Happy Monday, y’all! So I wanted to talk about one story only this Monday, but it’s a biggie.
For the past few years, eSports has been a growing phenomenon, fueled by the massive popularity of streaming site Twitch. I’ve written constantly about Twitch in particular, and how the streamers AKA ‘content creators’ are doing some amazing marketing and building impressive online communities.
For years, Twitch held almost a deathgrip on the streaming industry. It was the one and only powerhouse, in fact it seemed as if people had more loyalty toward the Twitch platform than the streamers themselves. This was quite apparent in 2019 when Microsoft’s would-be Twitch competiror Mixer signed away two of Twitch’s biggest streamers, Ninja and Shroud, to an exclusive deal.
It was a watershed moment for the streaming industry, and for the first time, Twitch would be tested for dominance in the streaming space.
How did it go? Less than a year later, Mixer folded and Ninja and Shroud both returned to Twitch.
So Twitch’s place at the top of the streaming space was cemented. Or was it?
When covid lockdowns took place early last year, it suddenly meant that a lot of us were spending a lot more time at home. One of the big winners was the streaming community. Growth hit another level, there was so much hunger for streamed video game content that sites such as YouTube and even Facebook began to benefit.
Then last June, DrDisrespect, one of the most popular streamers on Twitch, was suddenly banned. And still to this day, no one really knows why. Doc eventually settled on moving to YouTube, and in August had his first stream on Youtube.
— GuardanatorYT (@Guardanator) August 7, 2020
Doc’s first stream on YouTube peaked at half a million concurrent viewers, shattering the amount of viewers he ever saw on a single Twitch stream. Suddenly, YouTube Gaming wasn’t an afterthought, and the site’s foray into streaming continues to grow rapidly. Doc’s banning from Twitch may have indirectly catapulted streaming to a whole new level.
eSports Goes Mainstream
Last Thursday, this happened:
For the first time in its 67-yr history, an esports organization is on the cover of Sports Illustrated.
— Boardroom (@boardroom) June 10, 2021
I’ve written about NickMercs here before, but he is rapidly growing in popularity and could soon become the most popular streamer in the world. His being featured on the cover of the new Sports Illustrated is testament to his growing popularity, but also the insane growth of the streaming community as a whole.
eSports and streaming is about to become VERY VERY big. There’s several reasons for this.
First, as eSports gets mainstream exposure, businesses are going to realize these streamers are the ideal influencers that they want to connect with. They have huge audiences but, they also have, due to the chat and interactive functionality of streaming sites, the ability to better connect with their audiences. Streamers with millions of followers still have the ability to single out and even chat with individual followers live in a way that they really can’t do on other social media platforms. It’s a massive advantage from a community-building aspect. When companies figure this out, billions are gonna flow toward sponsorship deals. Yes, I said BILLIONS.

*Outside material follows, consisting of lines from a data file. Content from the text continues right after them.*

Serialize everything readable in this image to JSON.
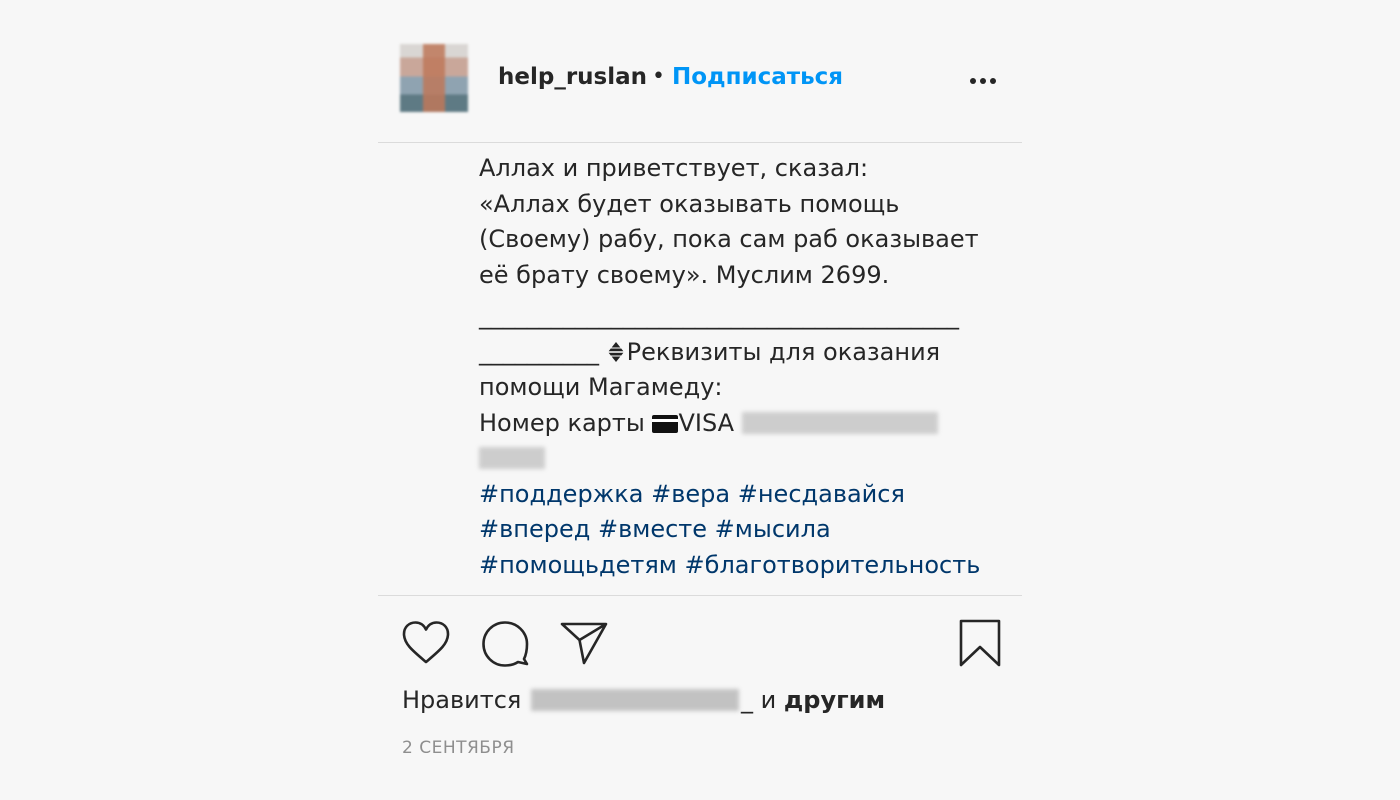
{
  "header": {
    "username": "help_ruslan",
    "separator": "•",
    "follow_label": "Подписаться"
  },
  "caption": {
    "lines": [
      "Аллах и приветствует, сказал:",
      "«Аллах будет оказывать помощь",
      "(Своему) рабу, пока сам раб оказывает",
      "её брату своему». Муслим 2699."
    ],
    "separator_line_1": "________________________________________",
    "separator_line_2": "__________",
    "requisites_line_1": "Реквизиты для оказания",
    "requisites_line_2": "помощи Магамеду:",
    "card_label": "Номер карты",
    "card_brand": "VISA",
    "hashtags": [
      [
        "#поддержка",
        "#вера",
        "#несдавайся"
      ],
      [
        "#вперед",
        "#вместе",
        "#мысила"
      ],
      [
        "#помощьдетям",
        "#благотворительность"
      ]
    ]
  },
  "actions": {
    "icons": [
      "heart-icon",
      "comment-icon",
      "share-icon",
      "bookmark-icon"
    ]
  },
  "likes": {
    "prefix": "Нравится",
    "suffix": "_",
    "conj": "и",
    "others": "другим"
  },
  "date": "2 СЕНТЯБРЯ",
  "colors": {
    "follow": "#0095f6",
    "hashtag": "#00376b",
    "text": "#262626",
    "muted": "#8e8e8e",
    "background": "#f7f7f7"
  }
}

Second, athletes are beginning to jump into streaming, which will only accelerate mainstream coverage and adoption. The above SI cover features 6 members of the eSports organization FaZe Clan. Two of them are Bronny James, the son of LeBron James, and another is Kyler Murray, former Heisman Trophy winner and current starting QB for the Arizona Cardinals. Soon we will begin to see more celebrities adopting eSports as well, and that will only lead to more eyeballs, and more growth.
Finally, eSports isn’t really political like other major sports have become. eSports simply focuses on the games and the community of fans and streamers that love them. In recent years, major sports leagues like the NBA, NFL and MLB have increasingly taken political stances, and audiences have repeatedly said they don’t want politics mixed with their sports. This means more people will be checking out eSports, especially the highly desirable 18-34 age demographic.
So I wanted to do a full post on eSports today. If you work in marketing, please do yourself a favor and invest some time with a few popular streamers and see how they market themselves, and how they build their community of fans. Some of my favorites include NickMercs, DrDisrespect, CourageJD and TimTheTatMan. You can learn so much about marketing and especially connecting with millennials by watching their streams.
Streaming and eSports will have a big year in 2021. Let’s come back to this in 2022 and see if I was right!